I'd like the entries reproduced exactly, with all pictures omitted.

(Provided data)

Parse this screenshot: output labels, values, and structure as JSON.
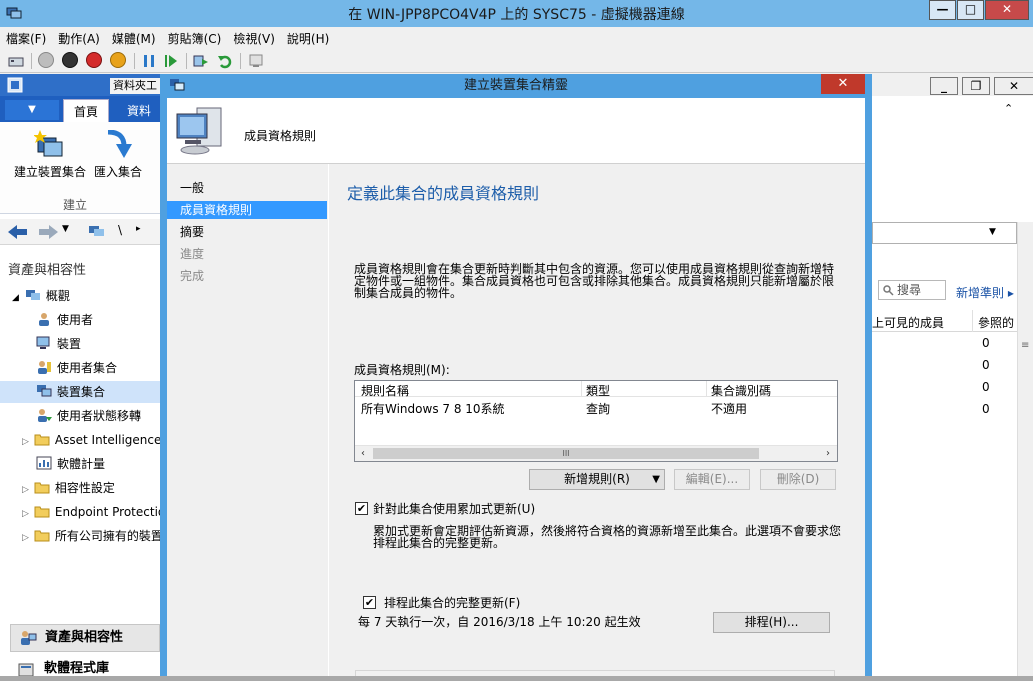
{
  "vm": {
    "title": "在 WIN-JPP8PCO4V4P 上的 SYSC75 - 虛擬機器連線",
    "min_label": "—",
    "max_label": "□",
    "close_label": "✕",
    "menu": [
      "檔案(F)",
      "動作(A)",
      "媒體(M)",
      "剪貼簿(C)",
      "檢視(V)",
      "說明(H)"
    ]
  },
  "console": {
    "folder_tab": "資料夾工",
    "tab_home": "首頁",
    "tab_folder": "資料夾",
    "btn_create_collection": "建立裝置集合",
    "btn_import_collection": "匯入集合",
    "group_create": "建立",
    "nav_path": "\\",
    "tree_heading": "資產與相容性",
    "tree": [
      {
        "label": "概觀"
      },
      {
        "label": "使用者"
      },
      {
        "label": "裝置"
      },
      {
        "label": "使用者集合"
      },
      {
        "label": "裝置集合"
      },
      {
        "label": "使用者狀態移轉"
      },
      {
        "label": "Asset Intelligence"
      },
      {
        "label": "軟體計量"
      },
      {
        "label": "相容性設定"
      },
      {
        "label": "Endpoint Protection"
      },
      {
        "label": "所有公司擁有的裝置"
      }
    ],
    "workspace_selected": "資產與相容性",
    "workspace_next": "軟體程式庫",
    "right_search": "搜尋",
    "right_link": "新增準則",
    "right_col1": "上可見的成員",
    "right_col2": "參照的",
    "right_values": [
      "0",
      "0",
      "0",
      "0"
    ]
  },
  "wizard": {
    "title": "建立裝置集合精靈",
    "close_label": "✕",
    "header_title": "成員資格規則",
    "nav": [
      {
        "label": "一般"
      },
      {
        "label": "成員資格規則"
      },
      {
        "label": "摘要"
      },
      {
        "label": "進度"
      },
      {
        "label": "完成"
      }
    ],
    "heading": "定義此集合的成員資格規則",
    "intro_line1": "成員資格規則會在集合更新時判斷其中包含的資源。您可以使用成員資格規則從查詢新增特",
    "intro_line2": "定物件或一組物件。集合成員資格也可包含或排除其他集合。成員資格規則只能新增屬於限",
    "intro_line3": "制集合成員的物件。",
    "rules_label": "成員資格規則(M):",
    "table": {
      "headers": [
        "規則名稱",
        "類型",
        "集合識別碼"
      ],
      "rows": [
        [
          "所有Windows 7 8 10系統",
          "查詢",
          "不適用"
        ]
      ]
    },
    "scroll_grip": "III",
    "btn_add_rule": "新增規則(R)",
    "btn_edit": "編輯(E)...",
    "btn_delete": "刪除(D)",
    "chk_incremental_label": "針對此集合使用累加式更新(U)",
    "chk_incremental_checked": true,
    "incremental_desc_line1": "累加式更新會定期評估新資源，然後將符合資格的資源新增至此集合。此選項不會要求您",
    "incremental_desc_line2": "排程此集合的完整更新。",
    "chk_schedule_label": "排程此集合的完整更新(F)",
    "chk_schedule_checked": true,
    "schedule_text": "每 7 天執行一次，自 2016/3/18 上午 10:20 起生效",
    "btn_schedule": "排程(H)..."
  }
}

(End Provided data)

- [Finished task]:
Parse this screenshot: output labels, values, and structure as JSON.
{
  "vm": {
    "title": "在 WIN-JPP8PCO4V4P 上的 SYSC75 - 虛擬機器連線",
    "min_label": "—",
    "max_label": "□",
    "close_label": "✕",
    "menu": [
      "檔案(F)",
      "動作(A)",
      "媒體(M)",
      "剪貼簿(C)",
      "檢視(V)",
      "說明(H)"
    ]
  },
  "console": {
    "folder_tab": "資料夾工",
    "tab_home": "首頁",
    "tab_folder": "資料夾",
    "btn_create_collection": "建立裝置集合",
    "btn_import_collection": "匯入集合",
    "group_create": "建立",
    "nav_path": "\\",
    "tree_heading": "資產與相容性",
    "tree": [
      {
        "label": "概觀"
      },
      {
        "label": "使用者"
      },
      {
        "label": "裝置"
      },
      {
        "label": "使用者集合"
      },
      {
        "label": "裝置集合"
      },
      {
        "label": "使用者狀態移轉"
      },
      {
        "label": "Asset Intelligence"
      },
      {
        "label": "軟體計量"
      },
      {
        "label": "相容性設定"
      },
      {
        "label": "Endpoint Protection"
      },
      {
        "label": "所有公司擁有的裝置"
      }
    ],
    "workspace_selected": "資產與相容性",
    "workspace_next": "軟體程式庫",
    "right_search": "搜尋",
    "right_link": "新增準則",
    "right_col1": "上可見的成員",
    "right_col2": "參照的",
    "right_values": [
      "0",
      "0",
      "0",
      "0"
    ]
  },
  "wizard": {
    "title": "建立裝置集合精靈",
    "close_label": "✕",
    "header_title": "成員資格規則",
    "nav": [
      {
        "label": "一般"
      },
      {
        "label": "成員資格規則"
      },
      {
        "label": "摘要"
      },
      {
        "label": "進度"
      },
      {
        "label": "完成"
      }
    ],
    "heading": "定義此集合的成員資格規則",
    "intro_line1": "成員資格規則會在集合更新時判斷其中包含的資源。您可以使用成員資格規則從查詢新增特",
    "intro_line2": "定物件或一組物件。集合成員資格也可包含或排除其他集合。成員資格規則只能新增屬於限",
    "intro_line3": "制集合成員的物件。",
    "rules_label": "成員資格規則(M):",
    "table": {
      "headers": [
        "規則名稱",
        "類型",
        "集合識別碼"
      ],
      "rows": [
        [
          "所有Windows 7 8 10系統",
          "查詢",
          "不適用"
        ]
      ]
    },
    "scroll_grip": "III",
    "btn_add_rule": "新增規則(R)",
    "btn_edit": "編輯(E)...",
    "btn_delete": "刪除(D)",
    "chk_incremental_label": "針對此集合使用累加式更新(U)",
    "chk_incremental_checked": true,
    "incremental_desc_line1": "累加式更新會定期評估新資源，然後將符合資格的資源新增至此集合。此選項不會要求您",
    "incremental_desc_line2": "排程此集合的完整更新。",
    "chk_schedule_label": "排程此集合的完整更新(F)",
    "chk_schedule_checked": true,
    "schedule_text": "每 7 天執行一次，自 2016/3/18 上午 10:20 起生效",
    "btn_schedule": "排程(H)..."
  }
}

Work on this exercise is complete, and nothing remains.